Towering over Ludgate Hill, in a superb position that's been a place of Christian worship for over 1400 years, St Paul’s Cathedral is one of London’s most majestic and iconic buildings. For Londoners, the vast dome, which still manages to dominate the skyline, is a symbol of resilience and pride, standing tall for over 300 years. Viewing Sir Christopher Wren’s masterpiece from the inside and climbing to the top for sweeping views of the capital is an exhilarating experience.
The cathedral was designed by Wren after the Great Fire and built between 1675 and 1710; it opened the following year. The site is ancient hallowed ground, with four other cathedrals preceding Wren's English baroque masterpiece here, the first dating from 604.
The dome, the world's second-largest and weighing in at 59,000 tonnes, is famed is famed for sidestepping Luftwaffe incendiary bombs in the 'Second Great Fire of London' of December 1940, becoming an icon of London resilience during the Blitz. Outside the cathedral, to the north, a monument to the people of London is a simple and elegant memorial to the 32,000 Londoners killed.
Inside, some 30m above the main paved area, is the first of three domes (actually a dome inside a cone inside a dome) supported by eight huge columns. The walkway around its base, 257 steps up a staircase on the western side of the southern transept, is called the Whispering Gallery, because if you talk close to the wall, your words will carry to the opposite side, 32m away. A further 119 steps brings you to the Stone Gallery, 152 iron steps above which is the Golden Gallery at the very top, rewarded with unforgettable views of London. As part of its 300th anniversary celebrations in 2011, St Paul's underwent a £40-million renovation project that gave the church a deep clean. It's not looked this good since they cut the blue ribbon opening the place in 1711.

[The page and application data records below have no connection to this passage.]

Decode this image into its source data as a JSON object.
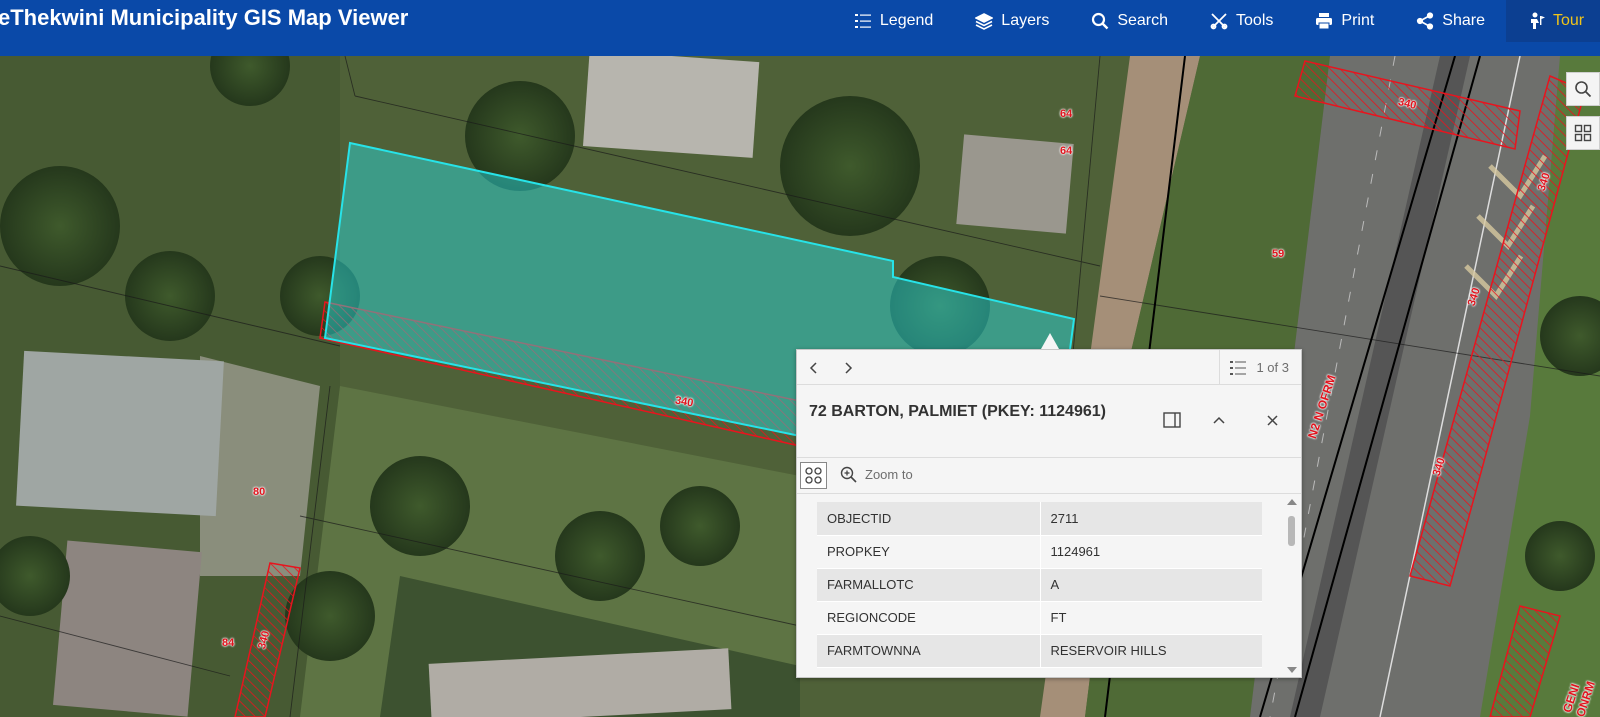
{
  "header": {
    "title": "eThekwini Municipality GIS Map Viewer",
    "nav": [
      {
        "label": "Legend",
        "icon": "list-icon"
      },
      {
        "label": "Layers",
        "icon": "layers-icon"
      },
      {
        "label": "Search",
        "icon": "search-icon"
      },
      {
        "label": "Tools",
        "icon": "tools-icon"
      },
      {
        "label": "Print",
        "icon": "print-icon"
      },
      {
        "label": "Share",
        "icon": "share-icon"
      },
      {
        "label": "Tour",
        "icon": "tour-icon"
      }
    ],
    "colors": {
      "bar": "#0a49a8",
      "tour_text": "#f0c419"
    }
  },
  "map": {
    "lot_labels": [
      "64",
      "64",
      "59",
      "80",
      "84"
    ],
    "servitude_labels": [
      "340",
      "340",
      "340",
      "340",
      "340",
      "340"
    ],
    "road_labels": [
      "N2 N OFRM",
      "GENI ONRM"
    ],
    "colors": {
      "selection": "#27e3e8",
      "servitude": "#e8141e"
    }
  },
  "popup": {
    "feature_count": "1 of 3",
    "title": "72 BARTON, PALMIET (PKEY: 1124961)",
    "zoom_label": "Zoom to",
    "attributes": [
      {
        "key": "OBJECTID",
        "value": "2711"
      },
      {
        "key": "PROPKEY",
        "value": "1124961"
      },
      {
        "key": "FARMALLOTC",
        "value": "A"
      },
      {
        "key": "REGIONCODE",
        "value": "FT"
      },
      {
        "key": "FARMTOWNNA",
        "value": "RESERVOIR HILLS"
      }
    ]
  }
}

The crypt has memorials to up to 300 heroes and military demigods, including Wellington and Nelson, whose body lies directly below the dome. But the most poignant memorial is to Wren himself. On a simple slab bearing his name, part of a Latin inscription translates as: 'If you seek his memorial, look around you'. Also here is the Crypt Café and the excellent Restaurant at St Paul's.
The Oculus in the former treasury projects four short films onto its walls (you'll need the iPad audio tour to hear the sound). If you're not up to climbing the dome, experience it here (audiovisually). Free audio tours lasting 1½ hours are available. Free 1½-hour guided tours leave the tour desk four times a day (10am, 11am, 1pm and 2pm); head to the desk just past the entrance to check times and book a place.